By Pastor Alex Rockwell
Abraham is described in the New Testament book of James as “the friend of God.” Someone who has encountered the “Fatherhood of God and the Brotherhood of Man” theory, may ask, “Aren’t we all God’s friends?” According to the Bible, we are not. Why are we not all God’s friends? Isaiah, speaking for all mankind, was inspired to write, “…your iniquities have separated you from your God, and your sins have hidden His face from you.”
In order to be God’s friend, we would need to be in a proper relationship with Him, and that cannot happen unless the obstacle between us has been removed. That obstacle is sin. God’s inspired Word, the Bible, clearly tells us that “All have sinned and fall short of the glory of God.” To deny such a self-evident truth is to be naive, deceived, intentionally ignorant or dishonest. We are not all God’s friends because nobody is God’s friend by nature. In the Bible, people are referred to as “natural” or” earthly” if they are not in a proper relationship with God. Paul the Apostle was inspired to write, “… the natural man does not receive the things of the Spirit of God, for they are foolishness to him; nor can he know them because they are spiritually discerned (understood.)”
The Bible describes our natural condition before we come into a personal relationship with Christ. “And you, He made alive, who were dead in trespasses and sins. In which you once walked according to the course of this world, according to the prince of the power of the air (Satan) the spirit who now works in the sons of disobedience among whom also we all once conducted ourselves in the lusts of the flesh, fulfilling the desires of the flesh (our sinful tendency) and were by nature the children of wrath just as the others.”
God tells us we need to repent- have a change of heart. That is because, except for Christ, every single person ever born into this world is born with a sinful nature. Jeremiah, an Old Testament prophet was inspired to write, “The heart is deceitful above all things and desperately wicked…” And Jesus told a religious man, Nicodemus, “…Unless one is born again, he cannot see the kingdom of God.” Later He added, “Do not marvel that I said to you, you must be born again. “
Paul wrote about it with these words, “If anyone is in Christ, He is a new creation. Old things have passed away, behold all things have become new.” This experience is described in several ways in the Bible, such as “converted,” “saved” and “born again.” All refer to the change of heart which we all need.
Thankfully, even in our lost condition, God loves us. In Ephesians, after describing our spiritual condition as those deserving His wrath, we are told, “….at that time you were without Christ, ….having no hope and without God in the world.” He clarified this elsewhere, writing “But God demonstrates His own love toward us, in that while we were still sinners, Christ died for us.”
What happens when a person becomes God’s friend? Many wonderful things take place. We become the dwelling place of the Holy Spirit. The book of Corinthians tells us, “your body is the temple of the Holy Spirit who is in you, whom you have from God…” In addition, we become the sons and daughters of God. John was inspired to inform us, “as many as received Him, to them He gave the aright to become children of God, to those who believe in His name…” And perhaps best of all, when we become God’s friends, we receive a wonderful gift. Though “the wages of sin is death, “The gift of God is eternal life through Jesus Christ our Lord.”

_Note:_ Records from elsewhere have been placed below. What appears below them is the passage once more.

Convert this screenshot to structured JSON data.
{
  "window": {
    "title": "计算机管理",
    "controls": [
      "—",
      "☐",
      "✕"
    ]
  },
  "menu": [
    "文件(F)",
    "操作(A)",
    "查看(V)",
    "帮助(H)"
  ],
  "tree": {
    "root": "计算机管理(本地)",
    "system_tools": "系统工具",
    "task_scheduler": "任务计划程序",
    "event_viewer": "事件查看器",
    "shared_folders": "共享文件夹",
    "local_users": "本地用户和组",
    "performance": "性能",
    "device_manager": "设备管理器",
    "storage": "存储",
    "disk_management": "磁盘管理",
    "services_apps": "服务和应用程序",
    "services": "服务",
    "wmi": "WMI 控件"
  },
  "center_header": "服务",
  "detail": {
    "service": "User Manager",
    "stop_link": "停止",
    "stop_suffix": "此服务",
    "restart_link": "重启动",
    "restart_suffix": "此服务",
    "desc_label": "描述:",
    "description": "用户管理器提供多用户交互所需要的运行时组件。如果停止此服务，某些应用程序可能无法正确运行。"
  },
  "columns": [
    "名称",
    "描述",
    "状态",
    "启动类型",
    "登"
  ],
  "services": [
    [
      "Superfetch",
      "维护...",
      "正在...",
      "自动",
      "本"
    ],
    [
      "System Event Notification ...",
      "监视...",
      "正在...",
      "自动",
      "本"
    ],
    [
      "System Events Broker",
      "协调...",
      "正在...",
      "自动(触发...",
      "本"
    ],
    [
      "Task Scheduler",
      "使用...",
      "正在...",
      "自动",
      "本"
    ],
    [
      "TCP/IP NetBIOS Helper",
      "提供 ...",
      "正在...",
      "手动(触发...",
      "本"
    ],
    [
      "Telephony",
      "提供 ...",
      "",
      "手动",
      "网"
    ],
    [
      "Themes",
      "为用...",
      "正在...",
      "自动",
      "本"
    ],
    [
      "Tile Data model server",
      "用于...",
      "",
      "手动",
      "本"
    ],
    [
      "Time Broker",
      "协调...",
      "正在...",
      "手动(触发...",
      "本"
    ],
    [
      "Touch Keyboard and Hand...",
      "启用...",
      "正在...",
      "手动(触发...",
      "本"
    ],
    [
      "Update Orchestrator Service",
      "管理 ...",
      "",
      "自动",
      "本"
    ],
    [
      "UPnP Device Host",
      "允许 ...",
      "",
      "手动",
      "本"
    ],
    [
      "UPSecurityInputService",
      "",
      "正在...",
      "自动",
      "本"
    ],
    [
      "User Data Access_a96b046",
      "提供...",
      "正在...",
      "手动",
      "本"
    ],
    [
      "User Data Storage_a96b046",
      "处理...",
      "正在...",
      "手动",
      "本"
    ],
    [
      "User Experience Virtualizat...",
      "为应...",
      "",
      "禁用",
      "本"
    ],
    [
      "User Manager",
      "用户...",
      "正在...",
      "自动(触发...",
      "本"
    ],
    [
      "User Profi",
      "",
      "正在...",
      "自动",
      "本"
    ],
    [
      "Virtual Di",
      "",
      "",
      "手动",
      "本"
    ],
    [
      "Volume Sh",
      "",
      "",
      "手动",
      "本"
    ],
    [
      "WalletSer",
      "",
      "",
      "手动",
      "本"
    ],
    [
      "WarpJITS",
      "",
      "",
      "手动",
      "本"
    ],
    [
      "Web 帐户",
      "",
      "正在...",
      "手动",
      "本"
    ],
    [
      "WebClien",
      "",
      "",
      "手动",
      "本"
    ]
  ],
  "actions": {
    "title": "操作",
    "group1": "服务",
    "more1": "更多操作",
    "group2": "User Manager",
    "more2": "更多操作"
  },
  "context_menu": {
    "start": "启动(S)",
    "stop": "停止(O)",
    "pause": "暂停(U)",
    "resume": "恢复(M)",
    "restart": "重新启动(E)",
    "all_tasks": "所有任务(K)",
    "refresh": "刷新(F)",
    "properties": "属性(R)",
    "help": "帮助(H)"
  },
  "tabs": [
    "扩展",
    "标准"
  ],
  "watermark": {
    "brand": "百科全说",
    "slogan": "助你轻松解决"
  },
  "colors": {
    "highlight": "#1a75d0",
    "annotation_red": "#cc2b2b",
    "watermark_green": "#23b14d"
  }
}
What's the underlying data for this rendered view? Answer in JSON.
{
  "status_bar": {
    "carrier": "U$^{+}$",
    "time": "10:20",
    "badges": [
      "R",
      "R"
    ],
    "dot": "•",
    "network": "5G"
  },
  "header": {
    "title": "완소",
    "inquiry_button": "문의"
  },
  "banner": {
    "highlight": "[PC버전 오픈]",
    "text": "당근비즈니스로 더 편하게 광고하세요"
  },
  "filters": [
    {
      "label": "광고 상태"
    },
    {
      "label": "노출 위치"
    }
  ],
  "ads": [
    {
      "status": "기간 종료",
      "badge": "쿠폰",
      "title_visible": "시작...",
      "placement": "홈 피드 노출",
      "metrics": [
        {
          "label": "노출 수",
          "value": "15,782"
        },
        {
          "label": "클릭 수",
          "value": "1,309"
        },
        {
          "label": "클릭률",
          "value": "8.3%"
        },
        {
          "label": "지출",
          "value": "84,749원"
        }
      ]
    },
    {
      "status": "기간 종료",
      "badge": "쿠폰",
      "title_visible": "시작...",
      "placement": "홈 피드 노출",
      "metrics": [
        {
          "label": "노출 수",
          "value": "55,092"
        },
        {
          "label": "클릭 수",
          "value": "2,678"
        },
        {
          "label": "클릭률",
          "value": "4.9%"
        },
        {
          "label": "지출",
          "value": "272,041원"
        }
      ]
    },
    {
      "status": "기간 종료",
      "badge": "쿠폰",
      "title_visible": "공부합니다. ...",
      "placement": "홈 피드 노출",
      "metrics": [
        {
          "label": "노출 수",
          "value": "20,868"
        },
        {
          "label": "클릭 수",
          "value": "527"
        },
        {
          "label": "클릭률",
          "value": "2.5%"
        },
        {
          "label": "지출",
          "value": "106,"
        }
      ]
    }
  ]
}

How do we become God’s friend? First, by acknowledging our need. We are spiritually lost because each of us is a sinner, by nature and by choice. “There is none righteous, no not one.” Second by facing the fact that we are unable to become Christians, (His friends) on our own. “By grace are you saved through faith, and that not of yourselves, it is the gift of God, not by works, lest anyone should boast.” Paul’s words about Abraham’s friendship with God are clear. “Abraham believed God, and it was accounted to him for righteousness.” Later he added, “David also describes the blessedness of the man to whom God imputes righteousness apart from works…” Third, by calling out to God for His mercy and forgiveness. “Whoever calls upon the name of the Lord shall be saved.”
It is time for each of us to ask the question, “Am I a friend of God?” In this world of uncertainty and fear, let’s make sure we are.